What is arthritis?
Arthritis is an inflammation of the joints, which can cause pain and difficulty when you move around. Other possible effects of arthritis are loss of grip and strength. Most people find that they have ‘good days and bad days’. In the UK there are around 10 million people who have arthritis and it is the single biggest cause of physical disability.
There are over 200 different types of arthritis. The most common types are:
- Osteoarthritis – This condition usually develops gradually and affects several different joints; most commonly the hands, knees, hips, feet and spine. It occurs when the cartilage becomes thin and weakened. After a number of years the disease may ‘settle’ and eventually the joints may become less painful and problematic.
- Rheumatoid arthritis – This occurs when joints and tendons become inflamed. It can start suddenly, but is more likely to develop slowly over weeks or months, with swollen, painful joints, stiffness and a general feeling of fatigue. It may be associated with Reynaud’s disease or scleroderma.
- Ankylosing Spondylitis – This is another form of inflammatory arthritis, which begins by affecting the joints in the lower back, which become inflamed and stiff.

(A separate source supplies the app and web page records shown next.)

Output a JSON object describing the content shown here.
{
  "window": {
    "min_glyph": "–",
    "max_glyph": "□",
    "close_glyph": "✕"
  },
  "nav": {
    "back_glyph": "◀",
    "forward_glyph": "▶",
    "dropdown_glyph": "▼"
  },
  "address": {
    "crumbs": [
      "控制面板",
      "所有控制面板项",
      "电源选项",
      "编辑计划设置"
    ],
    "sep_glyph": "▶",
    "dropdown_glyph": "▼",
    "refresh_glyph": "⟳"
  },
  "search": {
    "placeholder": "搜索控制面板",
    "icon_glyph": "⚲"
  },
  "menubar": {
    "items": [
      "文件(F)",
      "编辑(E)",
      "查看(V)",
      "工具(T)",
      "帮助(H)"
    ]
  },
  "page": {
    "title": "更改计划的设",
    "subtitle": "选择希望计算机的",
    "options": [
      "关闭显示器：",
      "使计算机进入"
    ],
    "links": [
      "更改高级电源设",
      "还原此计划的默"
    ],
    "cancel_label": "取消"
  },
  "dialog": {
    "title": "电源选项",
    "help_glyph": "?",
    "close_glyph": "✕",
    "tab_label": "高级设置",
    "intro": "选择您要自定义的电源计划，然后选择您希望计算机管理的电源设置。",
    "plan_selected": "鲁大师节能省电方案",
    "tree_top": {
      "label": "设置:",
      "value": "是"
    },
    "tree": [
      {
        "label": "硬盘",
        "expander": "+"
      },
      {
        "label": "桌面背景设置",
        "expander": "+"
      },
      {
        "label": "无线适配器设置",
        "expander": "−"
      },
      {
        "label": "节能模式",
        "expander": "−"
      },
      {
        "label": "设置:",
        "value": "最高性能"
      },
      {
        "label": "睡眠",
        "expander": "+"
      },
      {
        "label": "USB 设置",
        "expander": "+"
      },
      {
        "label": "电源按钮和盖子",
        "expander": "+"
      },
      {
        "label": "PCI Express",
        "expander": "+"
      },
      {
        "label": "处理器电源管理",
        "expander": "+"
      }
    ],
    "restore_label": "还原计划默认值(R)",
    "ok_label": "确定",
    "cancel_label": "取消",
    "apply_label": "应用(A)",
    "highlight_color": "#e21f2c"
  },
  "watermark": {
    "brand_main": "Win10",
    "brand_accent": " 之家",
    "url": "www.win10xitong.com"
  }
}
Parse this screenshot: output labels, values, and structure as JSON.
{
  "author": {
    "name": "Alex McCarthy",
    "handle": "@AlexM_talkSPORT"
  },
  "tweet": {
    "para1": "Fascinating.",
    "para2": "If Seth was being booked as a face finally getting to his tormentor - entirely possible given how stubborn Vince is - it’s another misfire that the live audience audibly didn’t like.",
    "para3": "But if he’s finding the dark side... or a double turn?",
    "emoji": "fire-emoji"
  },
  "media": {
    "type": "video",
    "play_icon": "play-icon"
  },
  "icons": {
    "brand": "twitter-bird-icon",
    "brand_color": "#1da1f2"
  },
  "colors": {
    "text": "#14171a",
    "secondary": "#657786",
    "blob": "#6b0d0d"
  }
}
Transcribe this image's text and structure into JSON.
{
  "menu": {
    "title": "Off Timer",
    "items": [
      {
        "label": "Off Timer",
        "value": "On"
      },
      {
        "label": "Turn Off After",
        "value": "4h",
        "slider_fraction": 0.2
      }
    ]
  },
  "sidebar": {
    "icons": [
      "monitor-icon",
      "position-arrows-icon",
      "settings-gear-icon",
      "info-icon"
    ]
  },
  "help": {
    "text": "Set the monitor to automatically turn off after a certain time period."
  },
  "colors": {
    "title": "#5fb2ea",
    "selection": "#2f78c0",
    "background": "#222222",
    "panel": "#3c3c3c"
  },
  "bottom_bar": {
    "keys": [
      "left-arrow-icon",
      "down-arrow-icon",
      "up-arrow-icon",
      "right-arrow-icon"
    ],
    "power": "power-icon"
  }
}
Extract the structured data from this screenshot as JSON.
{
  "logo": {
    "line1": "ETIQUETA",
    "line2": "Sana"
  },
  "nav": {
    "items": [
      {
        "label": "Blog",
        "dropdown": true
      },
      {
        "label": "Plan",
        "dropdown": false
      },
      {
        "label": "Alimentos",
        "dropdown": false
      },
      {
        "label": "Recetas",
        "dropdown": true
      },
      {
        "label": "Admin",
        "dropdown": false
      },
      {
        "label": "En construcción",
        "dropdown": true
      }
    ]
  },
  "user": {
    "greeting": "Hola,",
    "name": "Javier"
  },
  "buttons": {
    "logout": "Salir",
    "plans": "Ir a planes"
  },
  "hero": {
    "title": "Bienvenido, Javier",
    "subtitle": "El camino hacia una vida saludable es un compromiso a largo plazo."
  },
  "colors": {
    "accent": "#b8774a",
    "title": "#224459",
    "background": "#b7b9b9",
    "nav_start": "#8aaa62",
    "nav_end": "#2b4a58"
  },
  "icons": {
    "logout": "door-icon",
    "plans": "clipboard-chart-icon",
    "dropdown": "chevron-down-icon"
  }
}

It is most common amongst younger men.
- Gout – This condition is when crystals build up in the body and cause the joints to become very painful. Gout most commonly affects the joints at the base of the big toe, but may also affect other joints such as the ankles, knees, hands, wrists or elbows. Once you receive treatment, the condition improves quickly.

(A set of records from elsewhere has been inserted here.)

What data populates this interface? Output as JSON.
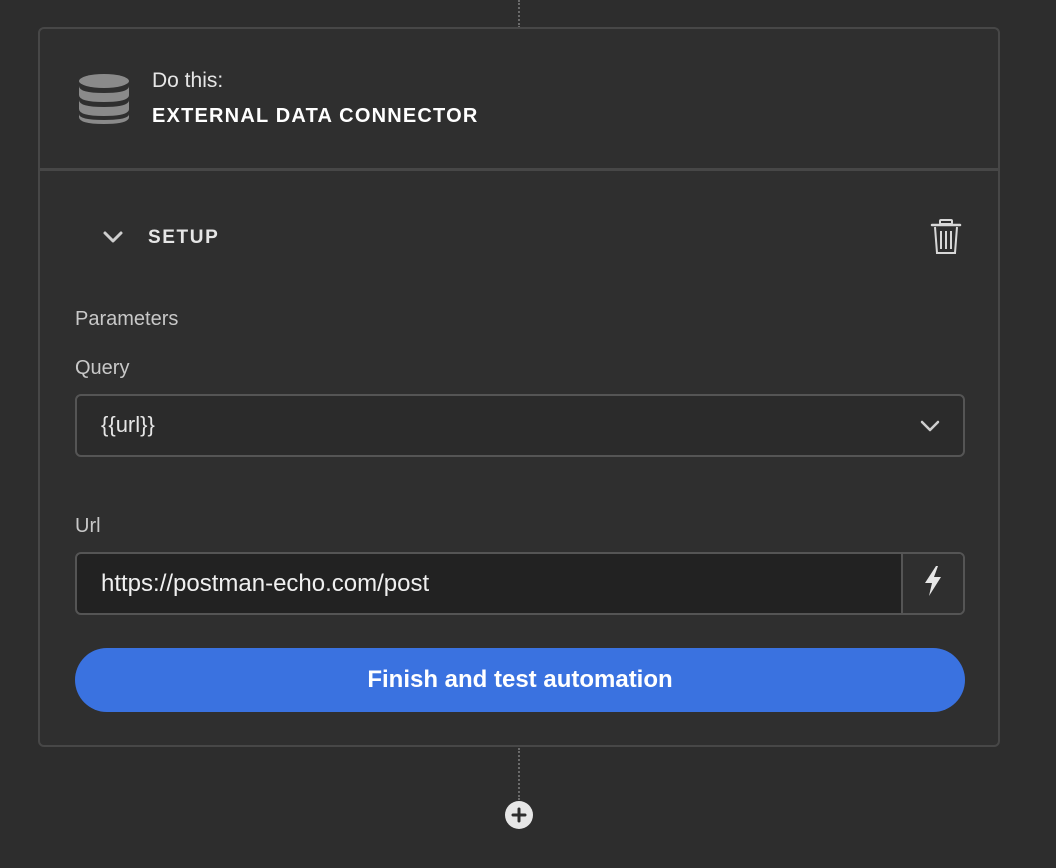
{
  "card": {
    "header": {
      "subtitle": "Do this:",
      "title": "EXTERNAL DATA CONNECTOR",
      "icon": "database-icon"
    },
    "setup": {
      "label": "SETUP",
      "expanded": true,
      "delete_icon": "trash-icon"
    },
    "parameters_label": "Parameters",
    "query": {
      "label": "Query",
      "value": "{{url}}"
    },
    "url": {
      "label": "Url",
      "value": "https://postman-echo.com/post",
      "binding_icon": "lightning-icon"
    },
    "finish_button": "Finish and test automation"
  },
  "add_step_icon": "plus-circle-icon",
  "colors": {
    "background": "#2d2d2d",
    "card": "#2f2f2f",
    "border": "#474747",
    "accent": "#3a72e0"
  }
}
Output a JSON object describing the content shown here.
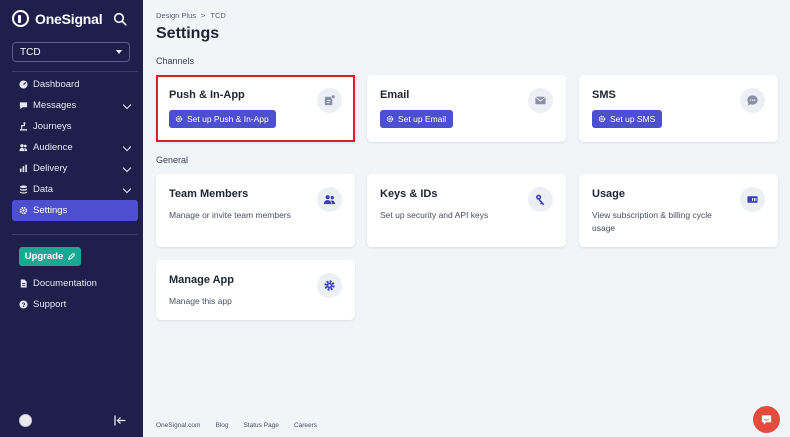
{
  "sidebar": {
    "brand": "OneSignal",
    "app_select": "TCD",
    "nav": [
      {
        "label": "Dashboard",
        "icon": "dashboard-icon",
        "expandable": false,
        "active": false
      },
      {
        "label": "Messages",
        "icon": "messages-icon",
        "expandable": true,
        "active": false
      },
      {
        "label": "Journeys",
        "icon": "journeys-icon",
        "expandable": false,
        "active": false
      },
      {
        "label": "Audience",
        "icon": "audience-icon",
        "expandable": true,
        "active": false
      },
      {
        "label": "Delivery",
        "icon": "delivery-icon",
        "expandable": true,
        "active": false
      },
      {
        "label": "Data",
        "icon": "data-icon",
        "expandable": true,
        "active": false
      },
      {
        "label": "Settings",
        "icon": "settings-icon",
        "expandable": false,
        "active": true
      }
    ],
    "upgrade_label": "Upgrade",
    "secondary_nav": [
      {
        "label": "Documentation",
        "icon": "documentation-icon"
      },
      {
        "label": "Support",
        "icon": "support-icon"
      }
    ]
  },
  "header": {
    "breadcrumb": [
      "Design Plus",
      "TCD"
    ],
    "breadcrumb_separator": ">",
    "title": "Settings"
  },
  "channels": {
    "label": "Channels",
    "cards": [
      {
        "title": "Push & In-App",
        "button": "Set up Push & In-App",
        "icon": "push-notification-icon"
      },
      {
        "title": "Email",
        "button": "Set up Email",
        "icon": "email-icon"
      },
      {
        "title": "SMS",
        "button": "Set up SMS",
        "icon": "sms-icon"
      }
    ]
  },
  "general": {
    "label": "General",
    "cards": [
      {
        "title": "Team Members",
        "desc": "Manage or invite team members",
        "icon": "team-icon"
      },
      {
        "title": "Keys & IDs",
        "desc": "Set up security and API keys",
        "icon": "keys-icon"
      },
      {
        "title": "Usage",
        "desc": "View subscription & billing cycle usage",
        "icon": "usage-icon"
      },
      {
        "title": "Manage App",
        "desc": "Manage this app",
        "icon": "gear-icon"
      }
    ]
  },
  "footer": {
    "links": [
      "OneSignal.com",
      "Blog",
      "Status Page",
      "Careers"
    ]
  },
  "colors": {
    "sidebar_bg": "#1e1f4b",
    "accent": "#4c4fcf",
    "upgrade": "#18a993",
    "highlight": "#d6202a",
    "chat": "#e54b3c"
  }
}
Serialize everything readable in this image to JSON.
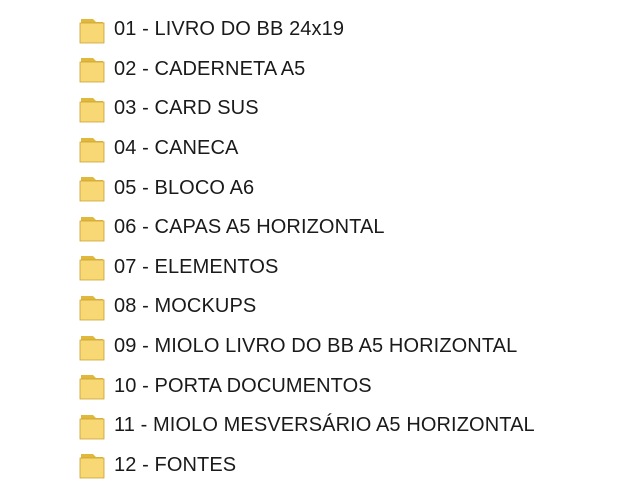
{
  "folders": [
    {
      "name": "01 - LIVRO DO BB 24x19",
      "icon": "folder-icon"
    },
    {
      "name": "02 - CADERNETA A5",
      "icon": "folder-icon"
    },
    {
      "name": "03 - CARD SUS",
      "icon": "folder-icon"
    },
    {
      "name": "04 - CANECA",
      "icon": "folder-icon"
    },
    {
      "name": "05 - BLOCO A6",
      "icon": "folder-icon"
    },
    {
      "name": "06 - CAPAS A5 HORIZONTAL",
      "icon": "folder-icon"
    },
    {
      "name": "07 - ELEMENTOS",
      "icon": "folder-icon"
    },
    {
      "name": "08 - MOCKUPS",
      "icon": "folder-icon"
    },
    {
      "name": "09 - MIOLO LIVRO DO BB A5 HORIZONTAL",
      "icon": "folder-icon"
    },
    {
      "name": "10 - PORTA DOCUMENTOS",
      "icon": "folder-icon"
    },
    {
      "name": "11 - MIOLO MESVERSÁRIO A5 HORIZONTAL",
      "icon": "folder-icon"
    },
    {
      "name": "12 - FONTES",
      "icon": "folder-icon"
    }
  ],
  "colors": {
    "folder_back": "#e0b83c",
    "folder_front": "#f8d775",
    "folder_edge": "#c9a030",
    "text": "#1a1a1a"
  }
}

Ways to help prevent arthritis or improve your existing condition
There are several ways that you can help to prevent or reduce the severity of arthritis:
- Control your weight – Being overweight increases the pressure on your joints. Maintaining a healthy weight will help to ease this pressure and make your joints less painful.
- Exercise – Weight-bearing exercise, such as walking, can help to prevent osteoarthritis by increasing the strength of the muscles that support your joints.
- Good posture – Having a good posture can help to strengthen your joint structures and prevent osteoarthritis.
- Equipment and adaptations – There is a wide range of equipment available to help make your daily tasks easier, such as jar openers or bath seats. For more information contact the Community Health and Social Care Direct or Disabled Living Foundation.
- Foot care – Wearing well-cushioned footwear with lace-up fastenings and adjustable straps can sometimes relieve the pain and discomfort in your feet. Ask your chiropodist for advice; they may be able to recommend some special ‘shock absorbing’ insoles or custom-made inlays.
Local Information and Advice
The following organisations can provide you with more information about arthritis and about how you can access help and support:
Versus Arthritis provide information and advice for people who have arthritis. They have a national free, confidential helpline to provide information, emotional and practical support to anyone affected by arthritis. They can offer advice on:
- how to manage pain;
- specific conditions;
- options about medication and treatments;
- what exercise or diet might be appropriate; and
- how to cope on an emotional level.
Other Useful Information
- National Rheumatoid Arthritis Society
- For information and guidance on improving your home to meet your needs better please visit the Housing section of Information Now website.
- NHS 111 is the new telephone service which has replaced NHS Direct. You can call 111 when you need medical help fast but it’s not a 999 emergency. NHS 111 is a fast and easy way to get the right help, whatever the time.
- NHS.UK is a website providing health and medicines information and you can search for local services.
- Your Equipment Newcastle has product catalogues that may help you with your daily living concerns, including: cutlery, garden tools and getting in and out of the bath.
- The Patient Information Centre offers a range of health related information including:
- medical conditions
- procedures and treatments
- details about self help and support groups
- information about complaints procedures
- copies of leaflets
Please note – The content on this website is provided for general information only, and should not be treated as a substitute for the medical advice of your own doctor or any other health care professional. If you are feeling unwell, make an appointment to see your GP or contact NHS 111. In an emergency, dial 999.
Last updated: July 9, 2020